The IS-2s held position and opened up on the 88s directly ahead, hitting the large guns twice but failing one firepower roll of 2+ and only blowing up one gun. At long range the formidable armour of the IS-2 obr 1944 made it impossible for the feared 88s to destroy the tanks, at best they could bail out the crew.

On the other side the T-34s advanced into cover behind some tree lines while the infantry slowly slogged through the fields.

Below: The Soviets advance on the German positions.
The Battle of Altdamm, March 1945: Part One
Below: Disaster strikes as two out of three recon cars bog down under the guns of the Germans.
The Battle of Altdamm, March 1945: Part One
The Panzer IV platoon smells blood in the water (or, rather, sweaty Russian men trying to get their armoured cars out of the woods) and move to engage the bogged-down armoured cars with the CO Panther. Needless to say they obliterate the two BA-64s but can‘t see the third, which had a crew with the good sense to hide behind a tree rather than try to merge their armored car to one. The commander of the surviving armoured car decides that fearless is more an expression than actual fact and that his job really is done at this stage and drives off in the general direction of Mother Russia at high speed. He is not heard from again.

The Panther platoon moves to support the two StuGs that were feeling lonely and neglected hearing the roaring engines of twelve Soviet tanks heading for them. They take up positions near the edge of the woods the StuGs deployed in and engage the T-34/85s. The Panthers hit and penetrate two tanks, but fail to blow them up. The StuGs attempt to use Stormtrooper to get to a safer location, but one bogs in the woods. The Panthers fail the roll to Stormtrooper and miss a golden opportunity to bog down next to the unlucky StuG. Or get out of flanking range from the lead T-34/85s.

Below: The Panthers move to support the StuGs but fail to brew up any T-34/85s.
The Battle of Altdamm, March 1945: Part One
Below: The combined fire from the Panzer IV Js destroys the two bogged-down armored cars and the third flees the battle.
The Battle of Altdamm, March 1945: Part One
Turn Two: Stick The Cannon Up The Exhaust And Fire!
Invigorated by the lack of Soviet casualties and the fact that the German Panthers and StuGs seemed to have run out of gasoline the T-34/85s broke cover and closed the range with the Germans. Three T-34s managed to flank one of the Panthers from the panzer platoon and promptly blew it up. Only one T-34 had the speed to flank the German 2iC‘s Panther, but that was enough and that Panther too went up in smoke.

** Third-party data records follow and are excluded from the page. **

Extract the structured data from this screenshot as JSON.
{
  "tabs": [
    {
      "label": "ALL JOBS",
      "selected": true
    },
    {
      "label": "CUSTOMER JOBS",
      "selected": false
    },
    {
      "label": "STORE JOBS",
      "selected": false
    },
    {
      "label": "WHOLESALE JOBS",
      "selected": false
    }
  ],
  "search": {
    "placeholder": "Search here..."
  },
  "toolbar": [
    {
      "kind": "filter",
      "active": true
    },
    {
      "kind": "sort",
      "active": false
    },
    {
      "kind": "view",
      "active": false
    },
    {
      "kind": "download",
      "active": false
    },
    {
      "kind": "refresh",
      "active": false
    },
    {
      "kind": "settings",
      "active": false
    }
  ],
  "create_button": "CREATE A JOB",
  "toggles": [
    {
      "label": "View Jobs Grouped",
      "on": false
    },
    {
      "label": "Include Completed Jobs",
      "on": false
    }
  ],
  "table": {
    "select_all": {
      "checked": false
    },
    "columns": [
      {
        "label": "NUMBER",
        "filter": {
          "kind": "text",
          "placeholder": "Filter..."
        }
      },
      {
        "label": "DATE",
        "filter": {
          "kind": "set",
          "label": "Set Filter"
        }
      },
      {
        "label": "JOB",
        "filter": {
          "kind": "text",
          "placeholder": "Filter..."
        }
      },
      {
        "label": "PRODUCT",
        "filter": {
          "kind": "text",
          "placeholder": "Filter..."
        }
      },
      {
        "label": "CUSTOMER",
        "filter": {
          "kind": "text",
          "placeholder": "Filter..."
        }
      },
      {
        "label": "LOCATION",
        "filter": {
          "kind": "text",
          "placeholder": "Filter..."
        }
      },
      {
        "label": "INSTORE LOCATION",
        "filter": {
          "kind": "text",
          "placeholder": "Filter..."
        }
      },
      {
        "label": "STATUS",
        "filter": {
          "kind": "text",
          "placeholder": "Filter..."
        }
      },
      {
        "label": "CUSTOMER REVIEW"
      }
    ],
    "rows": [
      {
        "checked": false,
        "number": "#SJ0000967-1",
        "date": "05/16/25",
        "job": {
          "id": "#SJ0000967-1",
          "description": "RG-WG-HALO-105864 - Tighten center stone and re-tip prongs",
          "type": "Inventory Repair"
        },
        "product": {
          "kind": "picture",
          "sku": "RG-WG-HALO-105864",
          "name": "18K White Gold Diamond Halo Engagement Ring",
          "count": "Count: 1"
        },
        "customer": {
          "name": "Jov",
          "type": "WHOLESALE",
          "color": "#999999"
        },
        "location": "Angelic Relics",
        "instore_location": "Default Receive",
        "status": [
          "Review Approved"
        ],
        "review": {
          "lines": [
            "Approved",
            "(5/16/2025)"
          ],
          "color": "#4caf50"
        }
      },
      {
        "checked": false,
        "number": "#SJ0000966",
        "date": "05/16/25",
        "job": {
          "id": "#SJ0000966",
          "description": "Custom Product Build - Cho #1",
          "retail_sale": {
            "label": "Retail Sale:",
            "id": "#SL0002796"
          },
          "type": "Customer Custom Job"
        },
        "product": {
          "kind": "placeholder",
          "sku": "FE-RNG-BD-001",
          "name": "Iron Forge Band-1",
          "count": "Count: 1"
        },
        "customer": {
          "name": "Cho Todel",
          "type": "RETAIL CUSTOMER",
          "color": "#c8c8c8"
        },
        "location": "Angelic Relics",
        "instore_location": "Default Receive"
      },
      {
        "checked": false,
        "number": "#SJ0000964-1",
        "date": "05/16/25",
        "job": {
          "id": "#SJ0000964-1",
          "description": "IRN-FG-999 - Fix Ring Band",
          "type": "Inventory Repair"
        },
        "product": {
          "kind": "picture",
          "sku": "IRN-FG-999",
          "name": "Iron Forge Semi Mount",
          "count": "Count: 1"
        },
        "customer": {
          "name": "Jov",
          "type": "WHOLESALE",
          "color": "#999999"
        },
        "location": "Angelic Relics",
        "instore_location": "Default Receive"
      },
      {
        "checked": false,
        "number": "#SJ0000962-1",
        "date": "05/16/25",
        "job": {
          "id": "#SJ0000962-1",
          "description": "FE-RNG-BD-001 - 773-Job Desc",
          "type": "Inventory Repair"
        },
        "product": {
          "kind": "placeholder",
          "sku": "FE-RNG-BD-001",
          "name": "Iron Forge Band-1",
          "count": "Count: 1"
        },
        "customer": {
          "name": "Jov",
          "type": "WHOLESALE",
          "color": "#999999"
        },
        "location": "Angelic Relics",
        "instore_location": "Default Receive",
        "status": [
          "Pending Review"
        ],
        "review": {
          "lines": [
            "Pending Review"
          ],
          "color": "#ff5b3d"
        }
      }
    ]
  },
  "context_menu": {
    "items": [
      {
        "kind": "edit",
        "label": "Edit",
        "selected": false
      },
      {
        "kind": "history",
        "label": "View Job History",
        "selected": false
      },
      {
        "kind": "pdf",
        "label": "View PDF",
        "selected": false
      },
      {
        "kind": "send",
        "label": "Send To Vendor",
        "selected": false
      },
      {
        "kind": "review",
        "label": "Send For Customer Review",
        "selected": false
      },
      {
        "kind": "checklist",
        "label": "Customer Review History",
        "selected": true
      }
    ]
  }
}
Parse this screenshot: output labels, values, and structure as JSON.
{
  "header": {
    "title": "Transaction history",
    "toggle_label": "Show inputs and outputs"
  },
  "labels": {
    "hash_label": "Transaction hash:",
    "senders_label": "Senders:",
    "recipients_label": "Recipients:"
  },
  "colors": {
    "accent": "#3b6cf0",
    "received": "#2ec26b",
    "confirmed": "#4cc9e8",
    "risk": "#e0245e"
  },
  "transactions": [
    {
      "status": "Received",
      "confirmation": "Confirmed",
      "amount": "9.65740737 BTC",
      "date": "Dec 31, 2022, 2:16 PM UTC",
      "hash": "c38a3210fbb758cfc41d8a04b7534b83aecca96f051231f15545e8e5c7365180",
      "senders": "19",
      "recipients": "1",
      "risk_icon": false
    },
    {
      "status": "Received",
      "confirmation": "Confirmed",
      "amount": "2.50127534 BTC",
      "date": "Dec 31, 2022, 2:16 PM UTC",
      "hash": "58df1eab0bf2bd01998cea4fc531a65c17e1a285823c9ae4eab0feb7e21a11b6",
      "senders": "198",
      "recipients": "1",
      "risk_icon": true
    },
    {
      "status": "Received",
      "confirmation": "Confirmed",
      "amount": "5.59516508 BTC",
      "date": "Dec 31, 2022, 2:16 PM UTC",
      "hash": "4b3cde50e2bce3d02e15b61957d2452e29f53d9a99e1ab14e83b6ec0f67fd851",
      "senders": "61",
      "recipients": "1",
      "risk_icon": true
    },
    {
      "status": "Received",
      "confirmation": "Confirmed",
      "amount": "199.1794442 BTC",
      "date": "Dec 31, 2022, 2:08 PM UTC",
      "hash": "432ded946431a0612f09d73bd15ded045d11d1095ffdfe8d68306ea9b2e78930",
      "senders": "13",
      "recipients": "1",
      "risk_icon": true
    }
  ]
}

On the other side of the battlefield the IS-2s advanced on the 88s and fired at the remaining gun, blowing it up with a single successful shot thanks to the Breakthrough Gun special rule. The command team failed morale and promptly surrendered to the nearest Russian.

Below: Two groups of T-34/85s move to flank the enemy Panthers. The closer group flanks a platoon of two and blows one up, while the one further away only gets one tank into the flank of the 2iCs Panther, but blow him up none the less.
The Battle of Altdamm, March 1945: Part One
Below: The IS-2s take out both FlaK36 8.8cm guns in two turns and advance on the town.
The Battle of Altdamm, March 1945: Part One
The StuG remains bogged in the woods, prompting the platoon commander to doubt the willingness of his fellow tankers to fight to the last man as ordered. The remaining Panther and the free StuG engaged the T-34/85s, and so does the King Tiger moving through the village towards the action at maximum speed. In the exchange four T-34/85s from two platoons are destroyed and the bailed-out remainder of the lead platoon of four tanks quits the field.

The artillery targets the IS-2s, hitting all three heavy tanks, but the end result is rather disappointing as one tank is bailed out in the barrage. The SS-Panzergrenadiers realize that the fight will not come to them, and start slogging out of the fields and towards the action.

The Battle of Altdamm, March 1945: Part One
Below: The artillery bails out an IS-2.
The Battle of Altdamm, March 1945: Part One
Join us next week as the battle continues.

~ Brjánn.

Last Updated On Friday, December 20, 2013 by Blake at Battlefront